HERAT, AFGHANISTAN (AFP) – Like the princess who hops over goblins and throws daggers at evil wizards in the video game they built, a team of women coders in patriarchal Afghanistan wants to inspire a generation of girls to smash obstacles.
The young women are part of an after-school training programme called Code to Inspire in the western city of Herat, where they learn tech skills and create games and apps to educate girls across Afghanistan and beyond.
Their highest-profile success has been this year’s release of Afghan Hero Girl, built over six months by 12 young women, a phone app in which a princess wearing a green veil leaps around a crumbling castle in a quest to defeat a wizard and rescue her family.

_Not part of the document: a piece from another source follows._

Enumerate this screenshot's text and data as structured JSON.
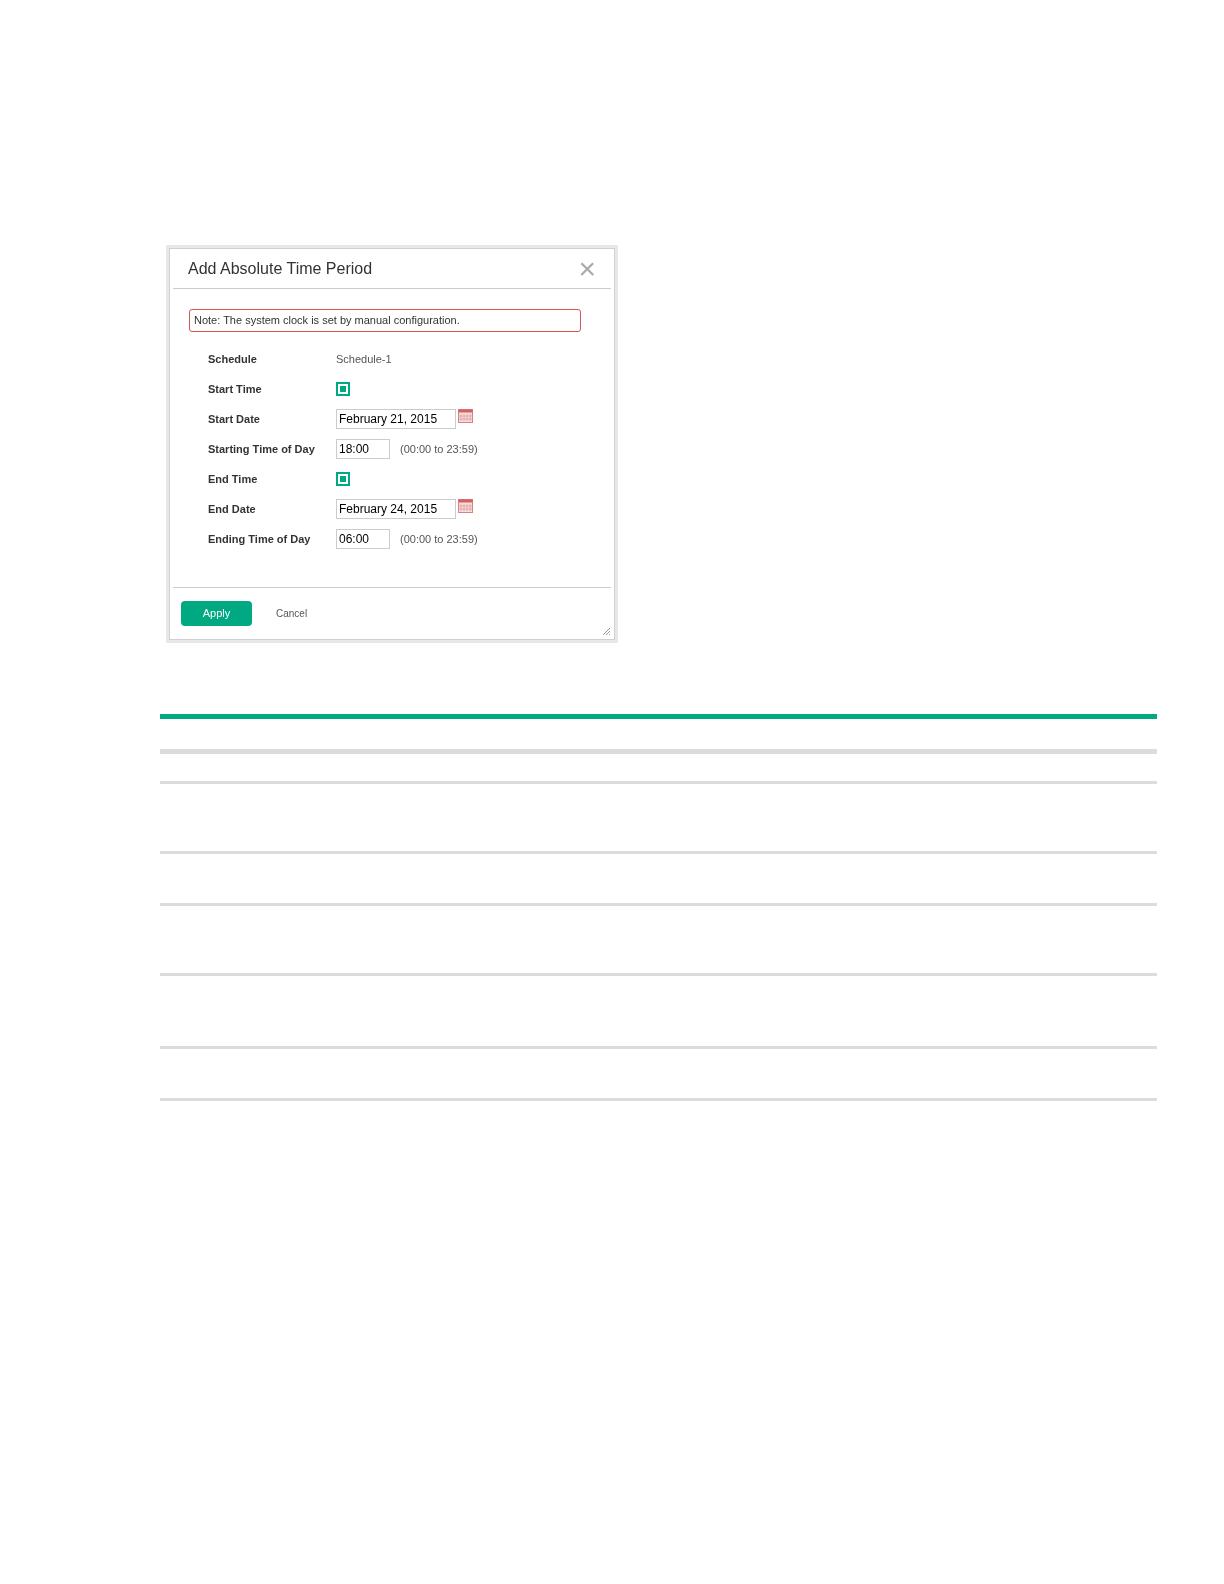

Fereshteh Forough, a computer science teacher and a former refugee who founded Code to Inspire in 2015, said students were sick of the lack of female representation in the gaming industry and told her they were bored of “playing games where men are superheroes”. The game represents “the challenges and obstacles that women are facing every day in Afghanistan and despite all the backlashes they keep fighting and going through it,” Forough, who is now based in New York, said in an email exchange with AFP. In a country where girls often have only limited educational opportunities, internet access is patchy and women face deeply ingrained discrimination at every turn, Forough sees tech skills as having a transformative potential.
Like many Afghans, she worries about an eventual return to power of the Taleban, who during their brutally repressive rule in the 1990s banned women from working or going outside the house.
“By learning how to code you can do online remote work from the safety of your house if you (can) access the Internet,” she said. “The work that we do … is about equality, empowerment and change so that these young ladies are able to add value to their communities and fight for their social, political and economic equality,” she added. Women’s rights and education for girls have made significant gains since the fall of the Taleban nearly two decades ago, but challenges remain as the insurgents frequently attack girls’ schools and threaten female students.
Afghanistan’s ongoing war, now in its 19th year, resulted in more than 1,000 schools being closed by the end of 2018, UNICEF said, depriving some 500,000 children of their right to learning.